### WHAT THE TASK REQUIRES
Repeat the following data exactly, omitting pictures.

### INPUT RECORDS

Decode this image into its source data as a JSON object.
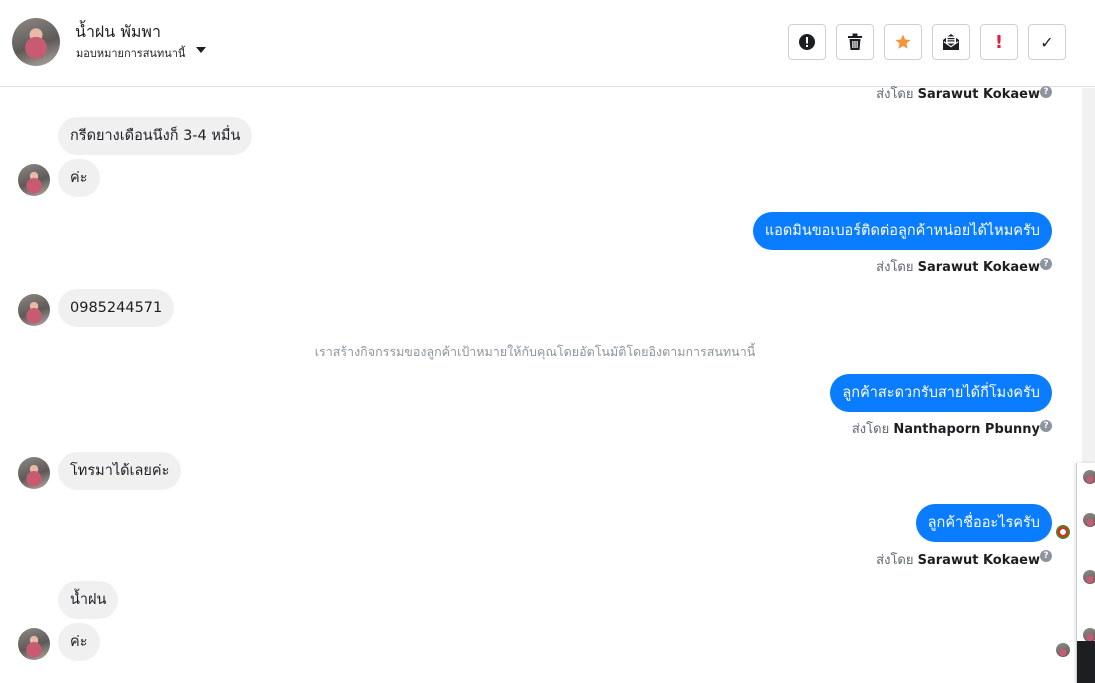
{
  "header": {
    "contact_name": "น้ำฝน พัมพา",
    "assign_label": "มอบหมายการสนทนานี้",
    "toolbar": [
      {
        "name": "spam-button",
        "icon": "alert-circle-icon"
      },
      {
        "name": "delete-button",
        "icon": "trash-icon"
      },
      {
        "name": "star-button",
        "icon": "star-icon",
        "color": "#f7923b"
      },
      {
        "name": "mark-unread-button",
        "icon": "envelope-open-icon"
      },
      {
        "name": "priority-button",
        "icon": "exclamation-icon",
        "color": "#e41e3f",
        "glyph": "!"
      },
      {
        "name": "done-button",
        "icon": "check-icon",
        "glyph": "✓"
      }
    ]
  },
  "messages": {
    "top_sent_by": {
      "prefix": "ส่งโดย",
      "name": "Sarawut Kokaew"
    },
    "m1": "กรีดยางเดือนนึงก็ 3-4 หมื่น",
    "m2": "ค่ะ",
    "m3": "แอดมินขอเบอร์ติดต่อลูกค้าหน่อยได้ไหมครับ",
    "m3_sent_by": {
      "prefix": "ส่งโดย",
      "name": "Sarawut Kokaew"
    },
    "m4": "0985244571",
    "system_note": "เราสร้างกิจกรรมของลูกค้าเป้าหมายให้กับคุณโดยอัตโนมัติโดยอิงตามการสนทนานี้",
    "m5": "ลูกค้าสะดวกรับสายได้กี่โมงครับ",
    "m5_sent_by": {
      "prefix": "ส่งโดย",
      "name": "Nanthaporn Pbunny"
    },
    "m6": "โทรมาได้เลยค่ะ",
    "m7": "ลูกค้าชื่ออะไรครับ",
    "m7_sent_by": {
      "prefix": "ส่งโดย",
      "name": "Sarawut Kokaew"
    },
    "m8": "น้ำฝน",
    "m9": "ค่ะ"
  },
  "colors": {
    "outgoing_bubble": "#0a7cff",
    "incoming_bubble": "#f0f0f0",
    "star": "#f7923b",
    "priority": "#e41e3f"
  }
}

### SOLUTION TO THIS EXERCISE
Decode this image into its source data as a JSON object.
{
  "header": {
    "contact_name": "น้ำฝน พัมพา",
    "assign_label": "มอบหมายการสนทนานี้",
    "toolbar": [
      {
        "name": "spam-button",
        "icon": "alert-circle-icon"
      },
      {
        "name": "delete-button",
        "icon": "trash-icon"
      },
      {
        "name": "star-button",
        "icon": "star-icon",
        "color": "#f7923b"
      },
      {
        "name": "mark-unread-button",
        "icon": "envelope-open-icon"
      },
      {
        "name": "priority-button",
        "icon": "exclamation-icon",
        "color": "#e41e3f",
        "glyph": "!"
      },
      {
        "name": "done-button",
        "icon": "check-icon",
        "glyph": "✓"
      }
    ]
  },
  "messages": {
    "top_sent_by": {
      "prefix": "ส่งโดย",
      "name": "Sarawut Kokaew"
    },
    "m1": "กรีดยางเดือนนึงก็ 3-4 หมื่น",
    "m2": "ค่ะ",
    "m3": "แอดมินขอเบอร์ติดต่อลูกค้าหน่อยได้ไหมครับ",
    "m3_sent_by": {
      "prefix": "ส่งโดย",
      "name": "Sarawut Kokaew"
    },
    "m4": "0985244571",
    "system_note": "เราสร้างกิจกรรมของลูกค้าเป้าหมายให้กับคุณโดยอัตโนมัติโดยอิงตามการสนทนานี้",
    "m5": "ลูกค้าสะดวกรับสายได้กี่โมงครับ",
    "m5_sent_by": {
      "prefix": "ส่งโดย",
      "name": "Nanthaporn Pbunny"
    },
    "m6": "โทรมาได้เลยค่ะ",
    "m7": "ลูกค้าชื่ออะไรครับ",
    "m7_sent_by": {
      "prefix": "ส่งโดย",
      "name": "Sarawut Kokaew"
    },
    "m8": "น้ำฝน",
    "m9": "ค่ะ"
  },
  "colors": {
    "outgoing_bubble": "#0a7cff",
    "incoming_bubble": "#f0f0f0",
    "star": "#f7923b",
    "priority": "#e41e3f"
  }
}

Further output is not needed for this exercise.